When news came out about the Denver Art Museum’s latest exhibit, Star Wars and the Power of Costume, a lot of us jumped with barely-contained glee (also known as ‘fanboy-ing’). What George Lucas began as a film with Star Wars in 1977 has turned into an institution over the decades. It has garnered a noteworthy legacy in pop culture, cinematic influence, and loyal fans that could talk all day about how Han Solo shot first. Beyond the characters who will always be iconic is the power of narrative through wardrobe. Would Darth Vader be as intimidating without his all black getup? Would Queen Amidala appear as powerful without her luxurious garments? Stefania Van Dyke, the Star Wars and the Power of Costume special project lead and interpretative specialist at the Denver Art Museum let 303 know some of her thoughts. Read on for her insights and to see what costumes captured us the most.

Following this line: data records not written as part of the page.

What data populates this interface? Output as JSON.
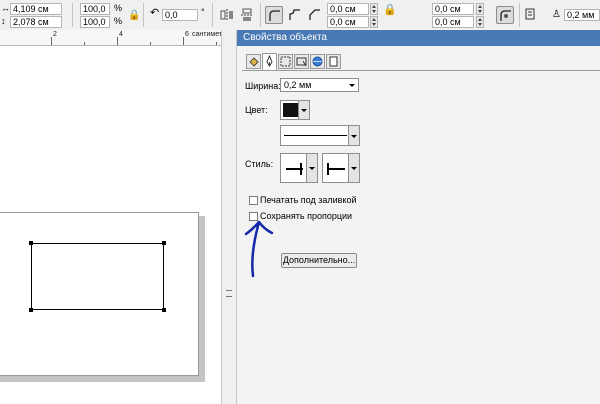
{
  "propbar": {
    "pos_x": "4,109 см",
    "pos_y": "2,078 см",
    "scale_x": "100,0",
    "scale_y": "100,0",
    "percent": "%",
    "rotation": "0,0",
    "degree": "°",
    "corner_1": "0,0 см",
    "corner_2": "0,0 см",
    "corner_3": "0,0 см",
    "corner_4": "0,0 см",
    "outline_width": "0,2 мм"
  },
  "ruler": {
    "marks": [
      "2",
      "4",
      "6"
    ],
    "unit": "сантиметры"
  },
  "docker": {
    "title": "Свойства объекта",
    "tabs": [
      "fill-tab",
      "outline-tab",
      "general-tab",
      "rectangle-tab",
      "internet-tab",
      "summary-tab"
    ],
    "width_label": "Ширина:",
    "width_value": "0,2 мм",
    "color_label": "Цвет:",
    "color_value": "#111111",
    "style_label": "Стиль:",
    "print_behind_fill": "Печатать под заливкой",
    "keep_proportions": "Сохранять пропорции",
    "advanced_button": "Дополнительно..."
  },
  "annotation": {
    "color": "#1428a8"
  }
}
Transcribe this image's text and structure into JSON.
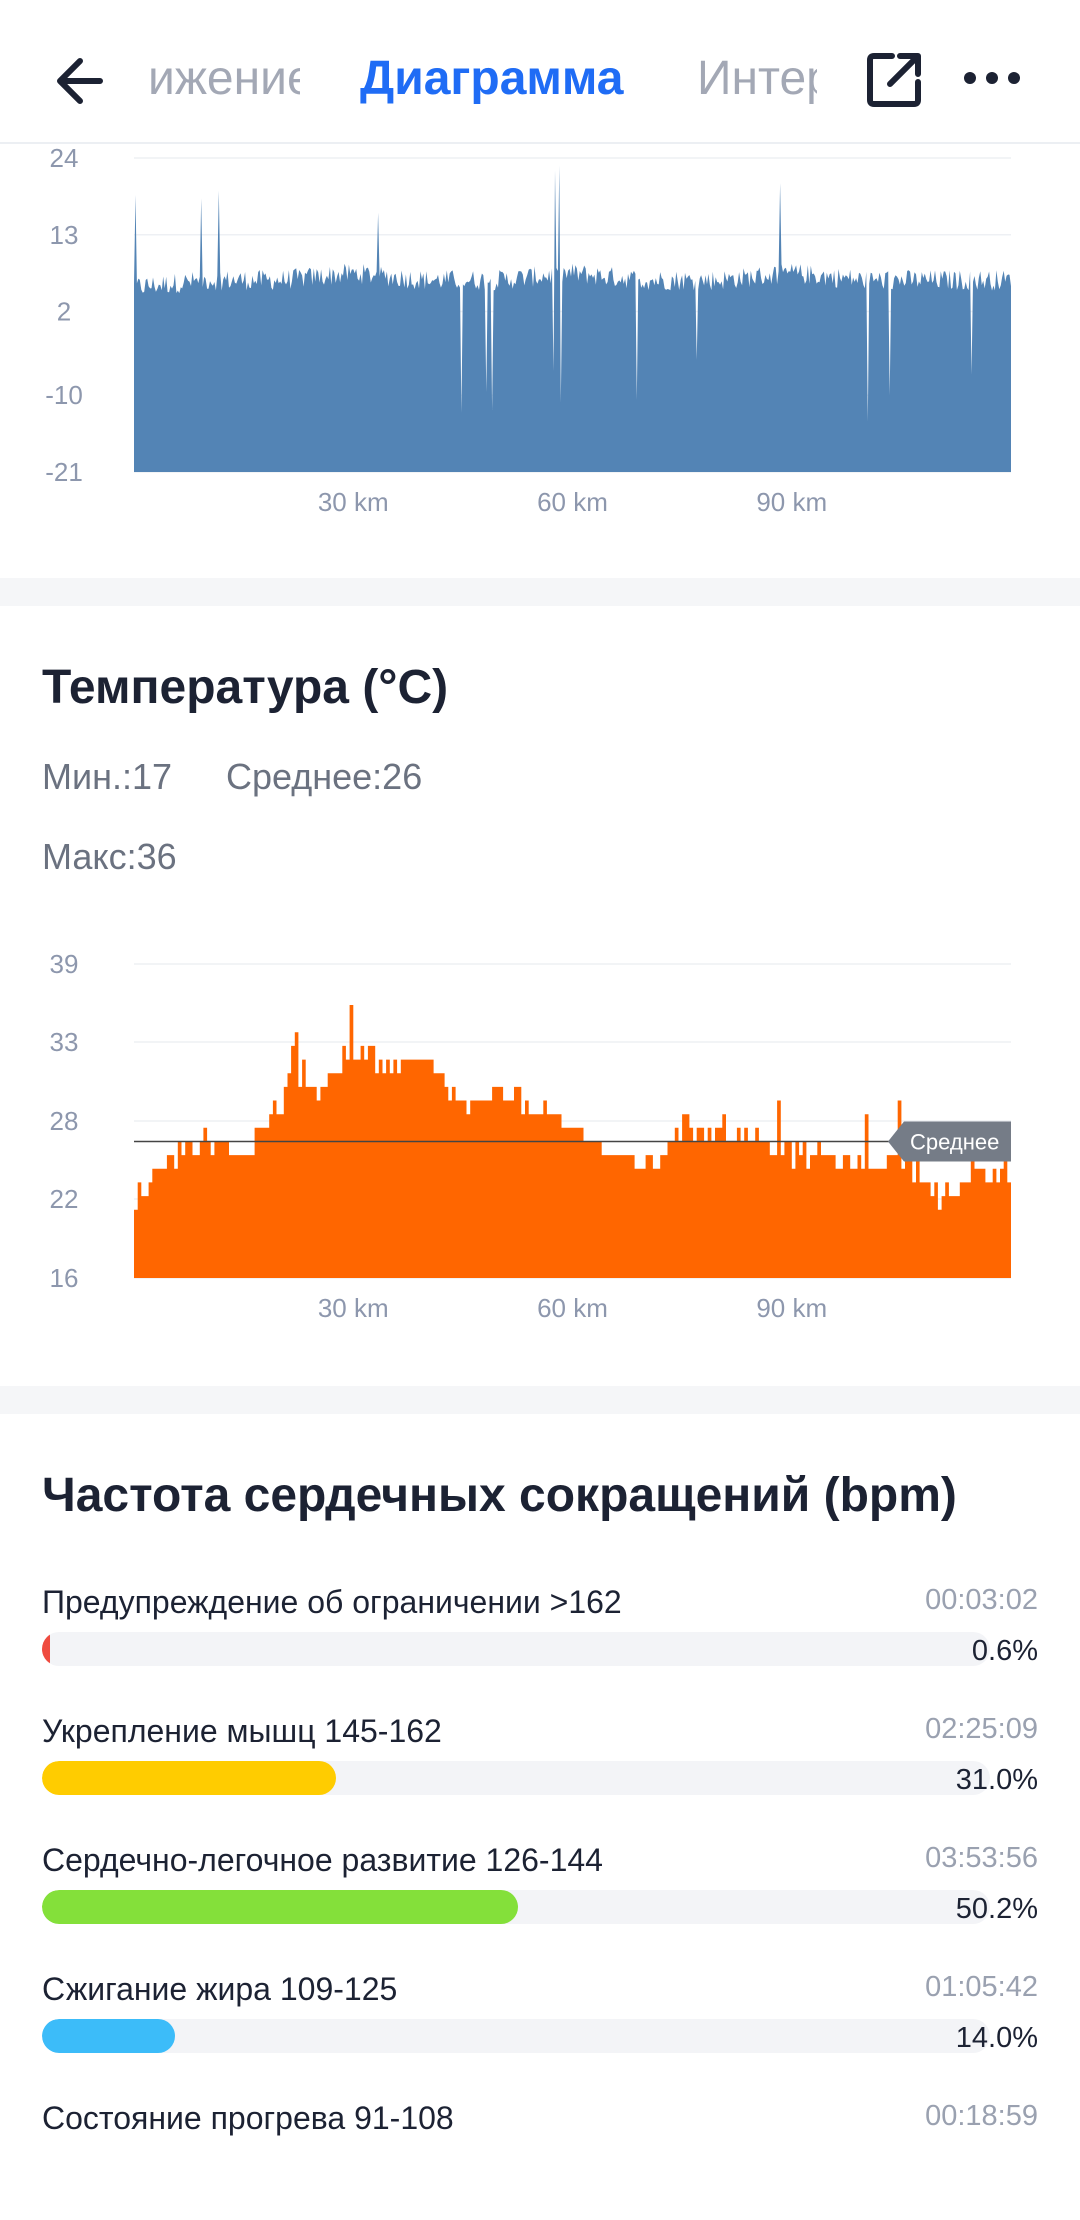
{
  "header": {
    "tab_left": "Движение",
    "tab_active": "Диаграмма",
    "tab_right": "Интервалы",
    "back_icon": "arrow-left-icon",
    "share_icon": "share-icon",
    "more_icon": "more-icon"
  },
  "elevation_chart": {
    "y_ticks": [
      "24",
      "13",
      "2",
      "-10",
      "-21"
    ],
    "x_ticks": [
      "30 km",
      "60 km",
      "90 km"
    ],
    "color": "#5384b5"
  },
  "temperature": {
    "title": "Температура (°C)",
    "min": "Мин.:17",
    "avg": "Среднее:26",
    "max": "Макс:36",
    "avg_label": "Среднее",
    "y_ticks": [
      "39",
      "33",
      "28",
      "22",
      "16"
    ],
    "x_ticks": [
      "30 km",
      "60 km",
      "90 km"
    ],
    "color": "#ff6600"
  },
  "heart_rate": {
    "title": "Частота сердечных сокращений (bpm)",
    "zones": [
      {
        "label": "Предупреждение об ограничении  >162",
        "time": "00:03:02",
        "pct": "0.6%",
        "value": 0.6,
        "color": "#ef4b3f"
      },
      {
        "label": "Укрепление мышц  145-162",
        "time": "02:25:09",
        "pct": "31.0%",
        "value": 31.0,
        "color": "#ffcc00"
      },
      {
        "label": "Сердечно-легочное развитие  126-144",
        "time": "03:53:56",
        "pct": "50.2%",
        "value": 50.2,
        "color": "#84e03a"
      },
      {
        "label": "Сжигание жира  109-125",
        "time": "01:05:42",
        "pct": "14.0%",
        "value": 14.0,
        "color": "#3cbcf9"
      },
      {
        "label": "Состояние прогрева  91-108",
        "time": "00:18:59",
        "pct": "",
        "value": 0,
        "color": "#7fb2ff"
      }
    ]
  },
  "chart_data": [
    {
      "type": "area",
      "title": "",
      "xlabel": "",
      "ylabel": "",
      "x_ticks": [
        "30 km",
        "60 km",
        "90 km"
      ],
      "ylim": [
        -21,
        24
      ],
      "x": [
        0,
        10,
        20,
        30,
        40,
        50,
        60,
        70,
        80,
        90,
        100,
        110,
        120
      ],
      "values": [
        5,
        6,
        6,
        7,
        6,
        6,
        7,
        6,
        6,
        7,
        6,
        6,
        6
      ]
    },
    {
      "type": "area",
      "title": "Температура (°C)",
      "xlabel": "",
      "ylabel": "",
      "x_ticks": [
        "30 km",
        "60 km",
        "90 km"
      ],
      "ylim": [
        16,
        39
      ],
      "x": [
        0,
        5,
        10,
        15,
        20,
        25,
        30,
        35,
        40,
        45,
        50,
        55,
        60,
        65,
        70,
        75,
        80,
        85,
        90,
        95,
        100,
        105,
        110,
        115,
        120
      ],
      "values": [
        22,
        25,
        26,
        25,
        29,
        30,
        33,
        31,
        32,
        28,
        30,
        28,
        27,
        25,
        24,
        27,
        27,
        26,
        25,
        25,
        24,
        25,
        22,
        23,
        24
      ],
      "reference_line": {
        "label": "Среднее",
        "value": 26
      }
    }
  ]
}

303: What made you choose Denver to present The Power of Costume?
Stefania Van Dyke: Star Wars has such a loyal and wide fan base, we thought this exhibition could be a great way to broaden our audience and introduce the museum to people who may not have been here before. But the costumes are also just amazing in terms of creativity and craftsmanship, that they’re right at home at the Denver Art Museum. In fact, we are centering the story in our presentation around the intense process that went into creating these costumes, from an idea, to first sketches on paper, to gorgeous finished renderings, to the unique materials and crafting of the costumes in three dimensions, to, finally, bringing them to life through the actors who embody the characters.
303: Favorite costume(s) that we should be looking out for?
SVD: Personally, I was most excited to see my favorite characters – Chewbacca, Han Solo, Princess Leia, and Boba Fett. So there’s a nostalgic connection for me. I was three when the first film came out in 1977 and went to see it with my three older brothers. Star Wars was an important part of my childhood, as it has been for so many people. But I also have some favorite costumes from the later films, particularly Padmé Amidala’s Peacock and Brown gown, which is absolutely stunning and intricately detailed. But it was ultimately deleted from the film (Episode III: Revenge of the Sith), which amazed me. So much work and time can go into one costume and it might not ultimately be seen on film. I also love seeing Rey—I think kids today feel the same way about Rey as I felt about Princess Leia.
303: Why is Costume so iconic and essential on films like this?
SVD: Costume really defines [a] character. Many of the actors actually said that they only transformed into their characters once they put on the costumes. In the prequels, they used a lot of blue- and green-screen technology for special effects, so in many cases, a costume was an actor’s only concrete way “in” to a character. Also, think about how some characters would look if they had different costumes, especially for those who only had a few looks during the course of the trilogies. Can you imagine Han Solo with a floppy Peter Pan collar? He was originally supposed to have one but Harrison Ford refused (“No. Can’t wear that.”). And Chewbacca originally looked like a lemur wearing a t-shirt and booties.
The infamous villain has his own corner for you to fear and awe over. Complete with the foreboding Imperial March we all know and love as you enter his lair. Darth Vader’s costume is a leather undersuit with fiberglass helmet and armor.
The exhibit has costumes from the most recent Star Wars film and proudly displayed Rey’s outfit from Episode VII: The Force Awakens. Her costume is made of salvaged gauze wrap, “Govath”-wool traveler’s boots, and her goggles incorporate stormtrooper helmet lenses.
Whether you loved or hated Episode I: The Phantom Menace, Queen Amidala’s lavish wardrobe has always been favored. Major effort and design went into designing extravagant garments to display a side of royalty the Star Wars audience hadn’t yet been introduced to. Here is a velvet robe with bronze metallic organza and seed pearls, underdress of silk taffeta, and a gold-plated headdress.
A minor role doesn’t mean the costume would be any less luxurious. Queen Apailana, played by Keisha Castle-Hughes, appeared briefly in Episode III: Revenge of the Sith. The piece is made of silk devore (burnout) cloak with hand-strung vintage sequins.
Bounty hunter Boba Fett’s costume was originally considered for Darth Vader. The suit pictured below was customized with dents and mismatched colors. Actor Jeremy Bulloch mentioned how dangerous he felt when he put the costume on.
With concept drawings, fabric samples, and details about dying, printing, and sewing garments, it’s incredible to see behind the curtain of a film that wouldn’t be complete without costumes. Colorado Governor John Hickenlooper was also predent this morning and recalled how watching Episode IV: A New Hope when it first premiered was a transformative experience and introduced a mythic narrative and special effects like no one had seen before. He also expressed his excitement over a culturally-rich experience and how this is an exhibition you won’t forget. So don’t miss Star Wars and the Power of Costume which opens on November 13, 2016 and runs through April 2, 2017. Buy tickets here.
All photography by Austin Cope.